Mandible Mandible muscles Three-dimensional reconstruction Head capsule Staphylininae 



We are very grateful to Augusto Marcelli (Istituto Nazionale di Fisica Nucleare, Frascati, Italy) and four anonymous reviewers for their valuable suggestions to improve the manuscript. This study was partly supported by the National Natural Science Foundation of China (NSFC-31071909, NSFC-J0930004), the Key Important Project of the National Natural Science Foundation of China (10734070), the National Key Technology R&D Program (2008BAC39B02), and the CAS Innovation Program (KSCX2-YW-Z-0910, KJCX2-YW-N42). The authors also acknowledge a grant from the Key Laboratory of Zoological Systematics and Evolution of CAS (no. O529YX5105).

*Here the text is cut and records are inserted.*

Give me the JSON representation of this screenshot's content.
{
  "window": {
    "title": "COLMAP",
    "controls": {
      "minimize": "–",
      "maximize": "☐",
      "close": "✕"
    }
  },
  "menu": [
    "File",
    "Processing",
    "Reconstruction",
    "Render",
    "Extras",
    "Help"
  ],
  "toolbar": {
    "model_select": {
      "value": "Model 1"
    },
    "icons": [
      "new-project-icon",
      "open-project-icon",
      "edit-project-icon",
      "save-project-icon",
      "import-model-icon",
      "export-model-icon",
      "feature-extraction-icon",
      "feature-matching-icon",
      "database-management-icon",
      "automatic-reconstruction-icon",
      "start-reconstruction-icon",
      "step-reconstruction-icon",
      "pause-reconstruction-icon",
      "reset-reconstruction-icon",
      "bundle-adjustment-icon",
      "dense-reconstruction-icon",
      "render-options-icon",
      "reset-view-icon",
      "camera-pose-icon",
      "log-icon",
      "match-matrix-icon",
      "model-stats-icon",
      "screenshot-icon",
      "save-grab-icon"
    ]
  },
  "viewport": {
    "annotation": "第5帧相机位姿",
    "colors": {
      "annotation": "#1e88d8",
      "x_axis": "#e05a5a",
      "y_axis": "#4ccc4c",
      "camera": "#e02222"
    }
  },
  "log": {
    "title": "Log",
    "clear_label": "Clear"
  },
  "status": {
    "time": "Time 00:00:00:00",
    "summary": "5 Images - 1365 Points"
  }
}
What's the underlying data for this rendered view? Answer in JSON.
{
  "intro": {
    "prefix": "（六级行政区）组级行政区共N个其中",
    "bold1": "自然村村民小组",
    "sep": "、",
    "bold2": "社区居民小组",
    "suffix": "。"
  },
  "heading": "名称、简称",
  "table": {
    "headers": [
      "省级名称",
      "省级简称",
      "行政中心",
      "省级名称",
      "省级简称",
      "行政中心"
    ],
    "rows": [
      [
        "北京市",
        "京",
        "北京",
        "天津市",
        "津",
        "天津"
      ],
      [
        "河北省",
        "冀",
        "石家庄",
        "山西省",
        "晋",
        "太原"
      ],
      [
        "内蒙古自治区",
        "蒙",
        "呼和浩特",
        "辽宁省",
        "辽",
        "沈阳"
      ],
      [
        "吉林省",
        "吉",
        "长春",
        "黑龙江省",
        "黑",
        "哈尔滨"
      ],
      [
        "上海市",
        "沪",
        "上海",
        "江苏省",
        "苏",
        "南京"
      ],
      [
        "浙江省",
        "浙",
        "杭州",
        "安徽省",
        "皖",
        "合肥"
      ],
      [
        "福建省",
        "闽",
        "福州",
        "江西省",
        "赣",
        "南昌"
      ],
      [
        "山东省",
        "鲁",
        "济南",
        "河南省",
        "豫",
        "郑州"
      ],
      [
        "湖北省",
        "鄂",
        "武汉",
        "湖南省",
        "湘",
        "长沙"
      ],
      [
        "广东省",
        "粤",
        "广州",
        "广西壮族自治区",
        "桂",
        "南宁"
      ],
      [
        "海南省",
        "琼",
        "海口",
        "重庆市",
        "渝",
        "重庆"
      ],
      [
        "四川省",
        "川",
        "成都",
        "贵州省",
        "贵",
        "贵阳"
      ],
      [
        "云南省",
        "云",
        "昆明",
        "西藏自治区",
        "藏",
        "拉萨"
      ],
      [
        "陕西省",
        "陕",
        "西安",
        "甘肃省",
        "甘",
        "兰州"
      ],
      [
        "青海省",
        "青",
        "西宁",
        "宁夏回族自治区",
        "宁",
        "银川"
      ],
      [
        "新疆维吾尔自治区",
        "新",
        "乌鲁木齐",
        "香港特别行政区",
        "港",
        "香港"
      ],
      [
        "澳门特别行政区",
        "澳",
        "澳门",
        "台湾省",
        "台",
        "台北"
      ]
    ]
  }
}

  1. 1.
    Smetana A, Davies A (2000) Am Mus Novit 1–88Google Scholar
  2. 2.
    Blackwelder RE (1936) Smithson Misc Collect 94:102Google Scholar
  3. 3.
    Naomi S-I (1987) Kontytu 55:38–48Google Scholar
  4. 4.
    Naomi S-I (1987) Kontytu 55:28–36Google Scholar
  5. 5.
    Naomi S-I (1988) Kontytu 56:67–77Google Scholar
  6. 6.
    Beutel RG, Leschen RAB (2005) Syst Entomol 30:510–548CrossRefGoogle Scholar
  7. 7.
    Hansen M (1997) Phylogeny and classification of the staphyliniform beetle families (Coleoptera). Det Kongelike Danske Videnskabernes, CopenhagenGoogle Scholar
  8. 8.
    Paul J (2001) Comp Biochem Physiol A Mol Integr Physiol 131:7–20CrossRefGoogle Scholar
  9. 9.
    Paul J, Gronenberg W (1999) J Exp Biol 202:797–808Google Scholar
  10. 10.
    Wheater CP, Evans MEG (1989) J Insect Physiol 35:815–820CrossRefGoogle Scholar
  11. 11.
    Manton SM, Harding JP (1964) Philos Trans R Soc Lond B Biol Sci 247:1–183CrossRefGoogle Scholar
  12. 12.
    Kéler SV (1963) Entomologisches Wörterbuch. Akademie, BerlinGoogle Scholar
  13. 13.
    Snodgrass RE (1935) Principles of insect morphology. Cornell University Press, IthacaGoogle Scholar
  14. 14.
    Gorb S, Beutel RG (2000) J Morphol 244:1–14CrossRefGoogle Scholar
  15. 15.
    Barman EH (2005) Coleopt Bull 59:351–360CrossRefGoogle Scholar
  16. 16.
    Barman EH (2004) Coleopt Bull 58:661–671CrossRefGoogle Scholar
  17. 17.
    Barman EH, Wall WP, Mouton A, Fenn TR (2008) Coleopt Bull 62:279–286CrossRefGoogle Scholar
  18. 18.
    Betz O, Thayer MK, Newton AF (2003) Acta Zool 84:179–238CrossRefGoogle Scholar
  19. 19.
    Zhang K, Li D-e, Zhu P, Yuan Q, Huang W, Liu X, Hong Y, Gao G, Ge X, Zhou H, Wu Z (2010) Anal Bioanal Chem 397:2143–2148Google Scholar
  20. 20.
    Weide D, Betz O (2009) J Morphol 270:1503–1523CrossRefGoogle Scholar
  21. 21.
    Beutel RG, Ge S-q, Hönschemeyer T (2008) Cladistics 24:270–298CrossRefGoogle Scholar
  22. 22.
    Hörnschemeyer T, Beutel RG, Pasop F (2002) J Morphol 252:298–314CrossRefGoogle Scholar
  23. 23.
    Betz O, Wegst U, Weide D, Heethoff M, Helfen L, Lee W-K, Cloetens P (2007) J Microsc 227:51–71CrossRefGoogle Scholar
  24. 24.
    Gronenberg W, BrandÃO CRF, Dietz BH, Just S (1998) Physiol Entomol 23:227–240CrossRefGoogle Scholar
  25. 25.
    Gautestad AO, Mysterud I (1993) J Appl Ecol 30:523–535CrossRefGoogle Scholar
  26. 26.
    Gronenberg W, Paul J, Just S, Hölldobler B (1997) Cell Tissue Res 289:347–361CrossRefGoogle Scholar

Copyright information

© Springer-Verlag 2011

Authors and Affiliations

  1. 1.Key Laboratory of the Zoological Systematics and Evolution, Institute of ZoologyChinese Academy of SciencesBeijingChina
  2. 2.Beijing Synchrotron Radiation Facility, Institute of High Energy PhysicsChinese Academy of SciencesBeijingChina
  3. 3.National Synchrotron Radiation LaboratoryUniversity of Science and Technology of ChinaHefeiChina
  4. 4.Graduate School of the Chinese Academy of ScienceBeijingChina

Personalised recommendations